Directions for this task: The reply should contain the full listing exactly as written and no pictures at all.

Provided information below:

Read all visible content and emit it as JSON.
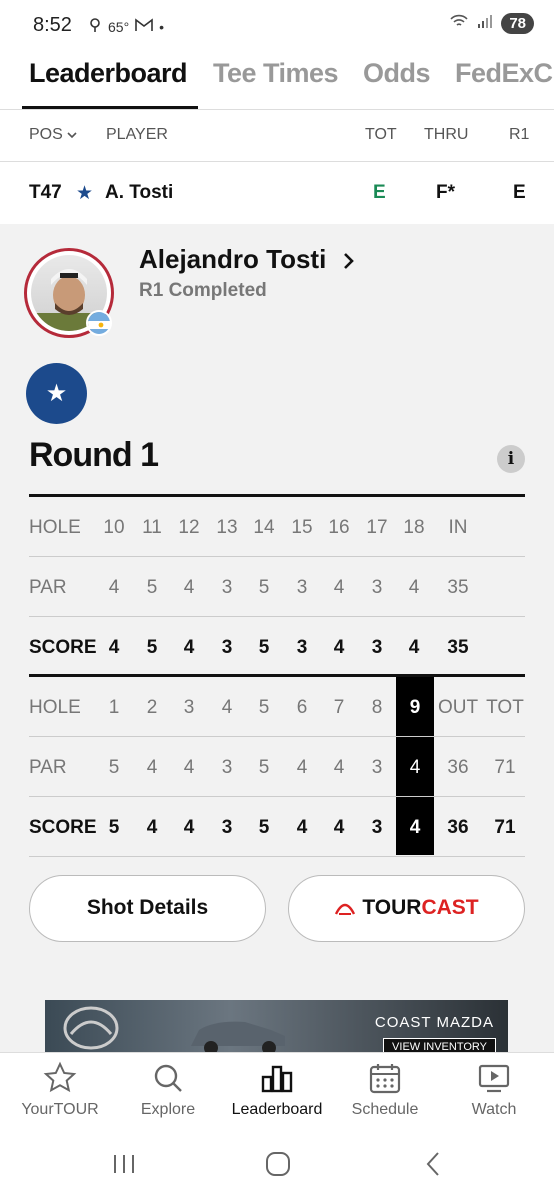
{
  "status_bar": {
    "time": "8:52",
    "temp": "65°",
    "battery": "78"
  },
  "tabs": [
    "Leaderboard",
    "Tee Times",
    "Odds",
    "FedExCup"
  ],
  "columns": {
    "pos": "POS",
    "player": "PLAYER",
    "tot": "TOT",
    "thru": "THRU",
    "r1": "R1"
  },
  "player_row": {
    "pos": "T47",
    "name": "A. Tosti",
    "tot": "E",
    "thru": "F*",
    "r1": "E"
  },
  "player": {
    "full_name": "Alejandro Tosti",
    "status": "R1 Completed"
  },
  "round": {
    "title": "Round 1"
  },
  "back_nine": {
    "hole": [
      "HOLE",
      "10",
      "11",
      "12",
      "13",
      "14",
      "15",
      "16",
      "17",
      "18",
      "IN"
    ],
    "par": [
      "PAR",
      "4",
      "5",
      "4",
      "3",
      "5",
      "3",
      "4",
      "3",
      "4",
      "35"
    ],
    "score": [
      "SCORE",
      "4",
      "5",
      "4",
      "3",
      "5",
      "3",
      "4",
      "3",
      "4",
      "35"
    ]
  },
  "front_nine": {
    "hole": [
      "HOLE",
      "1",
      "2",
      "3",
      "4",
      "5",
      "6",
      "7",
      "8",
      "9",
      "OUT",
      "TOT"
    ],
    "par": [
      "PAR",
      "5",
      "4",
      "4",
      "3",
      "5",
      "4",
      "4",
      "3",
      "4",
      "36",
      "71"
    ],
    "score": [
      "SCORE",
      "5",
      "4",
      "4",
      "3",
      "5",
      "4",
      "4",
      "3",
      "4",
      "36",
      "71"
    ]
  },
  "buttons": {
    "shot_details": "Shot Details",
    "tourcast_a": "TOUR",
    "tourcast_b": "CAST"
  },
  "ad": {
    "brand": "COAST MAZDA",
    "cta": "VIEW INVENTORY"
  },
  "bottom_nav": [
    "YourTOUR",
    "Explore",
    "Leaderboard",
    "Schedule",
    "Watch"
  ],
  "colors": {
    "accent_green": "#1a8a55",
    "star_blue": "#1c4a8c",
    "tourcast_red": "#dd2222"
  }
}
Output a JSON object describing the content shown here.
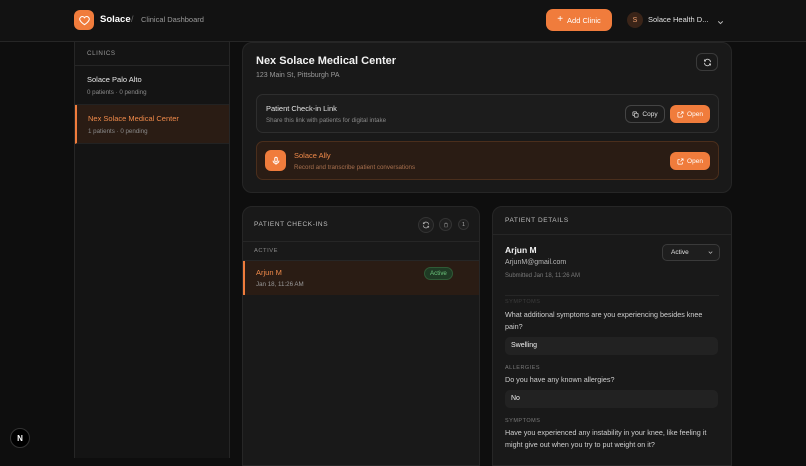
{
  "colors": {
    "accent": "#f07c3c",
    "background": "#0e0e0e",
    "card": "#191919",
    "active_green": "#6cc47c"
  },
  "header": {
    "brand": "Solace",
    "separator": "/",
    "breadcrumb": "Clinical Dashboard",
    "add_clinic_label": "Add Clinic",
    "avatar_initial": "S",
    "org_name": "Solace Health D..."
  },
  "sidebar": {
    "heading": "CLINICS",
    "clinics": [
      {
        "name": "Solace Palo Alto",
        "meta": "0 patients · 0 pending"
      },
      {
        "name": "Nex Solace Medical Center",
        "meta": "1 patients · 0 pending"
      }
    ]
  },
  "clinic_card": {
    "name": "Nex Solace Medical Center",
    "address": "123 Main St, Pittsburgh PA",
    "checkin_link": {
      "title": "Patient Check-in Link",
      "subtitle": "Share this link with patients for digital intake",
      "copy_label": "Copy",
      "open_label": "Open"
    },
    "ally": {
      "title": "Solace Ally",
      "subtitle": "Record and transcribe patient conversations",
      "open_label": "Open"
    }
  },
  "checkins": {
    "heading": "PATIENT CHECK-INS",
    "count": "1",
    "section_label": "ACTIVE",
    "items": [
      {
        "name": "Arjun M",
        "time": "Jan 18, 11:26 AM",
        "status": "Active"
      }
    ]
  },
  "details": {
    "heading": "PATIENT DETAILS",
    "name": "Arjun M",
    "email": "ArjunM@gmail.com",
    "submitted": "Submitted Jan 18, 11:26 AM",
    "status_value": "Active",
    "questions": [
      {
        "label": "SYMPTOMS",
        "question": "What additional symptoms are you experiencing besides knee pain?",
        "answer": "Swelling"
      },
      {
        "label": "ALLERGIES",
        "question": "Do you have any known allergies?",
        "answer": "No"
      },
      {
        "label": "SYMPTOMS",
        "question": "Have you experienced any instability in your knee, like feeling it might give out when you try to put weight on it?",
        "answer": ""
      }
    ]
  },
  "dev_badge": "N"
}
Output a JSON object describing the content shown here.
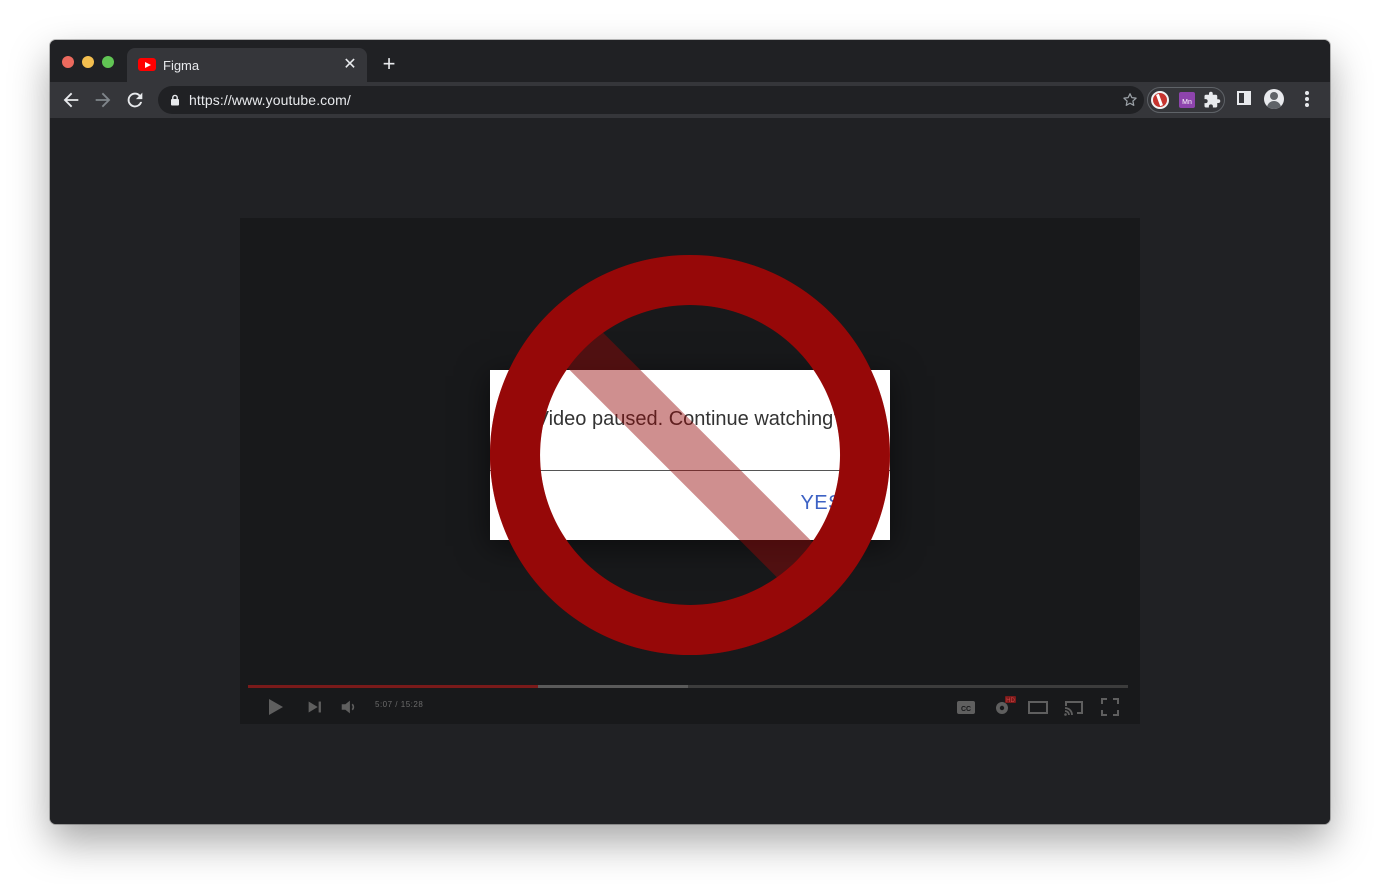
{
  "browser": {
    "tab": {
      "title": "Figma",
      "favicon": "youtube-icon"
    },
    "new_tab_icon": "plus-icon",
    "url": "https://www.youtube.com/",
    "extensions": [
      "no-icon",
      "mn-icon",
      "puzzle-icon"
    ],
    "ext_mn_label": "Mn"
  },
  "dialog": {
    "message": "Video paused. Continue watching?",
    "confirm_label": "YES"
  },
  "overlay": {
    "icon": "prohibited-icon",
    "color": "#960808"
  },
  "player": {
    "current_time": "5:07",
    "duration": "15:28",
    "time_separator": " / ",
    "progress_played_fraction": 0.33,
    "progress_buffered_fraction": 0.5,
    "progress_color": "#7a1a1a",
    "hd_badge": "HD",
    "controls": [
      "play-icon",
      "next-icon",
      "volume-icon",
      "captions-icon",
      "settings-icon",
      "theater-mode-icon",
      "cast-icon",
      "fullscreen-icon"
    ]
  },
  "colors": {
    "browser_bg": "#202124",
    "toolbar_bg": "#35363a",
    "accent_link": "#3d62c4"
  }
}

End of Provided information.

Task result:
Read all visible content and emit it as JSON.
{
  "status_bar": {
    "time": "8:52",
    "temp": "65°",
    "battery": "78"
  },
  "tabs": [
    "Leaderboard",
    "Tee Times",
    "Odds",
    "FedExCup"
  ],
  "columns": {
    "pos": "POS",
    "player": "PLAYER",
    "tot": "TOT",
    "thru": "THRU",
    "r1": "R1"
  },
  "player_row": {
    "pos": "T47",
    "name": "A. Tosti",
    "tot": "E",
    "thru": "F*",
    "r1": "E"
  },
  "player": {
    "full_name": "Alejandro Tosti",
    "status": "R1 Completed"
  },
  "round": {
    "title": "Round 1"
  },
  "back_nine": {
    "hole": [
      "HOLE",
      "10",
      "11",
      "12",
      "13",
      "14",
      "15",
      "16",
      "17",
      "18",
      "IN"
    ],
    "par": [
      "PAR",
      "4",
      "5",
      "4",
      "3",
      "5",
      "3",
      "4",
      "3",
      "4",
      "35"
    ],
    "score": [
      "SCORE",
      "4",
      "5",
      "4",
      "3",
      "5",
      "3",
      "4",
      "3",
      "4",
      "35"
    ]
  },
  "front_nine": {
    "hole": [
      "HOLE",
      "1",
      "2",
      "3",
      "4",
      "5",
      "6",
      "7",
      "8",
      "9",
      "OUT",
      "TOT"
    ],
    "par": [
      "PAR",
      "5",
      "4",
      "4",
      "3",
      "5",
      "4",
      "4",
      "3",
      "4",
      "36",
      "71"
    ],
    "score": [
      "SCORE",
      "5",
      "4",
      "4",
      "3",
      "5",
      "4",
      "4",
      "3",
      "4",
      "36",
      "71"
    ]
  },
  "buttons": {
    "shot_details": "Shot Details",
    "tourcast_a": "TOUR",
    "tourcast_b": "CAST"
  },
  "ad": {
    "brand": "COAST MAZDA",
    "cta": "VIEW INVENTORY"
  },
  "bottom_nav": [
    "YourTOUR",
    "Explore",
    "Leaderboard",
    "Schedule",
    "Watch"
  ],
  "colors": {
    "accent_green": "#1a8a55",
    "star_blue": "#1c4a8c",
    "tourcast_red": "#dd2222"
  }
}
Output a JSON object describing the content shown here.
{
  "colors": {
    "accent": "#f07c3c",
    "background": "#0e0e0e",
    "card": "#191919",
    "active_green": "#6cc47c"
  },
  "header": {
    "brand": "Solace",
    "separator": "/",
    "breadcrumb": "Clinical Dashboard",
    "add_clinic_label": "Add Clinic",
    "avatar_initial": "S",
    "org_name": "Solace Health D..."
  },
  "sidebar": {
    "heading": "CLINICS",
    "clinics": [
      {
        "name": "Solace Palo Alto",
        "meta": "0 patients · 0 pending"
      },
      {
        "name": "Nex Solace Medical Center",
        "meta": "1 patients · 0 pending"
      }
    ]
  },
  "clinic_card": {
    "name": "Nex Solace Medical Center",
    "address": "123 Main St, Pittsburgh PA",
    "checkin_link": {
      "title": "Patient Check-in Link",
      "subtitle": "Share this link with patients for digital intake",
      "copy_label": "Copy",
      "open_label": "Open"
    },
    "ally": {
      "title": "Solace Ally",
      "subtitle": "Record and transcribe patient conversations",
      "open_label": "Open"
    }
  },
  "checkins": {
    "heading": "PATIENT CHECK-INS",
    "count": "1",
    "section_label": "ACTIVE",
    "items": [
      {
        "name": "Arjun M",
        "time": "Jan 18, 11:26 AM",
        "status": "Active"
      }
    ]
  },
  "details": {
    "heading": "PATIENT DETAILS",
    "name": "Arjun M",
    "email": "ArjunM@gmail.com",
    "submitted": "Submitted Jan 18, 11:26 AM",
    "status_value": "Active",
    "questions": [
      {
        "label": "SYMPTOMS",
        "question": "What additional symptoms are you experiencing besides knee pain?",
        "answer": "Swelling"
      },
      {
        "label": "ALLERGIES",
        "question": "Do you have any known allergies?",
        "answer": "No"
      },
      {
        "label": "SYMPTOMS",
        "question": "Have you experienced any instability in your knee, like feeling it might give out when you try to put weight on it?",
        "answer": ""
      }
    ]
  },
  "dev_badge": "N"
}
Output a JSON object describing the content shown here.
{
  "browser": {
    "tab": {
      "title": "Figma",
      "favicon": "youtube-icon"
    },
    "new_tab_icon": "plus-icon",
    "url": "https://www.youtube.com/",
    "extensions": [
      "no-icon",
      "mn-icon",
      "puzzle-icon"
    ],
    "ext_mn_label": "Mn"
  },
  "dialog": {
    "message": "Video paused. Continue watching?",
    "confirm_label": "YES"
  },
  "overlay": {
    "icon": "prohibited-icon",
    "color": "#960808"
  },
  "player": {
    "current_time": "5:07",
    "duration": "15:28",
    "time_separator": " / ",
    "progress_played_fraction": 0.33,
    "progress_buffered_fraction": 0.5,
    "progress_color": "#7a1a1a",
    "hd_badge": "HD",
    "controls": [
      "play-icon",
      "next-icon",
      "volume-icon",
      "captions-icon",
      "settings-icon",
      "theater-mode-icon",
      "cast-icon",
      "fullscreen-icon"
    ]
  },
  "colors": {
    "browser_bg": "#202124",
    "toolbar_bg": "#35363a",
    "accent_link": "#3d62c4"
  }
}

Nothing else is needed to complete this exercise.